| INSTRUCTIONS FOR THE TASK |
Find all lines in the records that include the word "String", and copy them out.

(Beginning of DATA EXCERPTS)

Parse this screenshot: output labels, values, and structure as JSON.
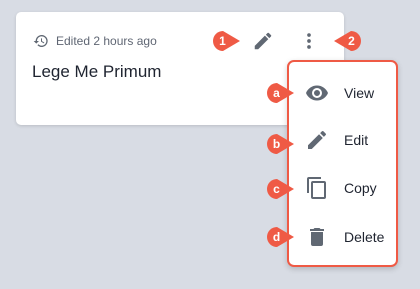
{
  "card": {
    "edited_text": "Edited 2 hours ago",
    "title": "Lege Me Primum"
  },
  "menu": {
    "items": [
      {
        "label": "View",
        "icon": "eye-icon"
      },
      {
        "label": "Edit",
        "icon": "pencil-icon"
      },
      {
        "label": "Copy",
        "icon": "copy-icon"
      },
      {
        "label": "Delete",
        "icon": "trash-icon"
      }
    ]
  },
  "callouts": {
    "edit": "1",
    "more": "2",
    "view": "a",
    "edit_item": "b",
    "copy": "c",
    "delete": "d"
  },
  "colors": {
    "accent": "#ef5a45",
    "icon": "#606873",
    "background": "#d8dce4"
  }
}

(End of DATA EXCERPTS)
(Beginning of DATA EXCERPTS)

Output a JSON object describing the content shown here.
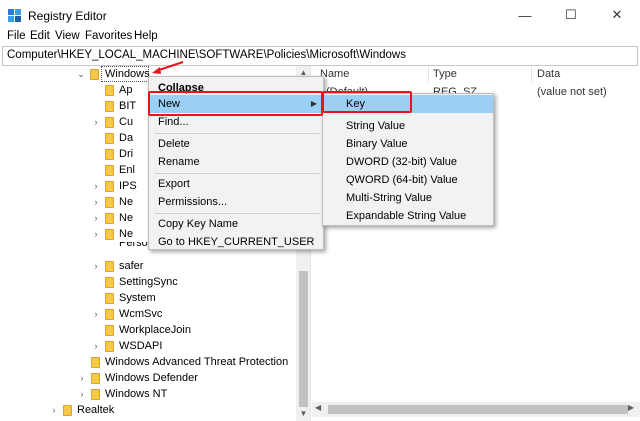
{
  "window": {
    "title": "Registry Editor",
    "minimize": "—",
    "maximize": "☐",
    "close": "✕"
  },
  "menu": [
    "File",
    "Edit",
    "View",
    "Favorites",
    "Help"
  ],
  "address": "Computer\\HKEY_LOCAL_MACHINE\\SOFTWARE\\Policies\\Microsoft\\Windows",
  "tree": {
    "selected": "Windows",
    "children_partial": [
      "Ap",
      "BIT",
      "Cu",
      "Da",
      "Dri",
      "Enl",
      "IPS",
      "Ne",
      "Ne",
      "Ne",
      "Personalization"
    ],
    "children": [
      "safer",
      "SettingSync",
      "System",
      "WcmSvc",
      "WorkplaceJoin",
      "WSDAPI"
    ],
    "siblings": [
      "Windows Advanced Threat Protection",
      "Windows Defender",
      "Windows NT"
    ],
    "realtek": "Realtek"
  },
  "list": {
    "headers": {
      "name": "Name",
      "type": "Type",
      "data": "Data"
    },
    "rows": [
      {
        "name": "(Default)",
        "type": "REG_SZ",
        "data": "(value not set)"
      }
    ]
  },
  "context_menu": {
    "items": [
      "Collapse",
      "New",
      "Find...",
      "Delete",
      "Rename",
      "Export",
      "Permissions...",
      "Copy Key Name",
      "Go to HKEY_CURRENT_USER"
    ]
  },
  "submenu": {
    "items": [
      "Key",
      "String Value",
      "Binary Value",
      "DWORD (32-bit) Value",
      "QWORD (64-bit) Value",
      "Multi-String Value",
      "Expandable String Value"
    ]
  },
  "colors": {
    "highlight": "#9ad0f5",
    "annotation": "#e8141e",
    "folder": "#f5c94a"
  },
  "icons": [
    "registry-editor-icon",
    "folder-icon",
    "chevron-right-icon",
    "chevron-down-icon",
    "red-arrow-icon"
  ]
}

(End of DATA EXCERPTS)

| WRITTEN SOLUTION |
      "String Value",
      "Multi-String Value",
      "Expandable String Value"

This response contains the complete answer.